**Exercise directions:** Text in the records must be reproduced exactly, and pictures must be skipped.

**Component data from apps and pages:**
________________________
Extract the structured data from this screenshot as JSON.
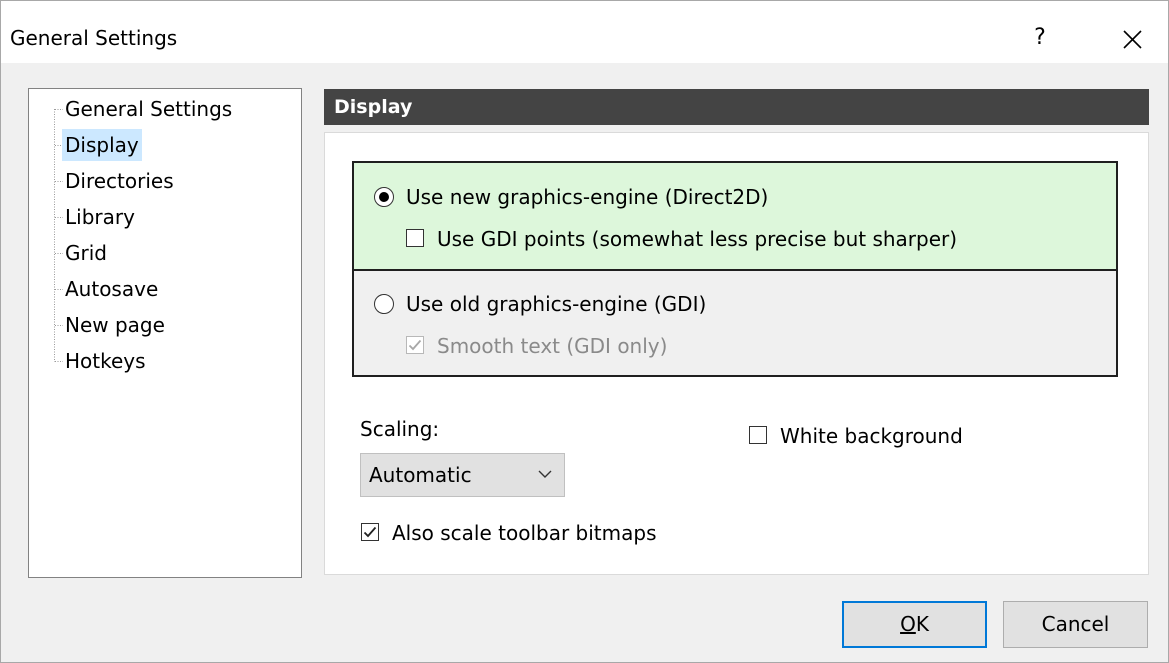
{
  "window": {
    "title": "General Settings",
    "help_glyph": "?",
    "close_icon": "close-icon"
  },
  "tree": {
    "items": [
      {
        "label": "General Settings"
      },
      {
        "label": "Display",
        "selected": true
      },
      {
        "label": "Directories"
      },
      {
        "label": "Library"
      },
      {
        "label": "Grid"
      },
      {
        "label": "Autosave"
      },
      {
        "label": "New page"
      },
      {
        "label": "Hotkeys"
      }
    ]
  },
  "panel": {
    "header": "Display",
    "engine_new": {
      "label": "Use new graphics-engine (Direct2D)",
      "selected": true,
      "background": "#ddf7db",
      "gdi_points": {
        "label": "Use GDI points (somewhat less precise but sharper)",
        "checked": false
      }
    },
    "engine_old": {
      "label": "Use old graphics-engine (GDI)",
      "selected": false,
      "smooth_text": {
        "label": "Smooth text (GDI only)",
        "checked": true,
        "disabled": true
      }
    },
    "scaling": {
      "label": "Scaling:",
      "value": "Automatic"
    },
    "white_background": {
      "label": "White background",
      "checked": false
    },
    "scale_toolbar": {
      "label": "Also scale toolbar bitmaps",
      "checked": true
    }
  },
  "buttons": {
    "ok_mnemonic": "O",
    "ok_rest": "K",
    "cancel": "Cancel"
  },
  "colors": {
    "header_bg": "#444444",
    "selection_bg": "#cce8ff",
    "default_button_border": "#0078d7"
  }
}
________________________
**Result for this task:**
Extract the structured data from this screenshot as JSON.
{
  "window": {
    "title": "General Settings",
    "help_glyph": "?",
    "close_icon": "close-icon"
  },
  "tree": {
    "items": [
      {
        "label": "General Settings"
      },
      {
        "label": "Display",
        "selected": true
      },
      {
        "label": "Directories"
      },
      {
        "label": "Library"
      },
      {
        "label": "Grid"
      },
      {
        "label": "Autosave"
      },
      {
        "label": "New page"
      },
      {
        "label": "Hotkeys"
      }
    ]
  },
  "panel": {
    "header": "Display",
    "engine_new": {
      "label": "Use new graphics-engine (Direct2D)",
      "selected": true,
      "background": "#ddf7db",
      "gdi_points": {
        "label": "Use GDI points (somewhat less precise but sharper)",
        "checked": false
      }
    },
    "engine_old": {
      "label": "Use old graphics-engine (GDI)",
      "selected": false,
      "smooth_text": {
        "label": "Smooth text (GDI only)",
        "checked": true,
        "disabled": true
      }
    },
    "scaling": {
      "label": "Scaling:",
      "value": "Automatic"
    },
    "white_background": {
      "label": "White background",
      "checked": false
    },
    "scale_toolbar": {
      "label": "Also scale toolbar bitmaps",
      "checked": true
    }
  },
  "buttons": {
    "ok_mnemonic": "O",
    "ok_rest": "K",
    "cancel": "Cancel"
  },
  "colors": {
    "header_bg": "#444444",
    "selection_bg": "#cce8ff",
    "default_button_border": "#0078d7"
  }
}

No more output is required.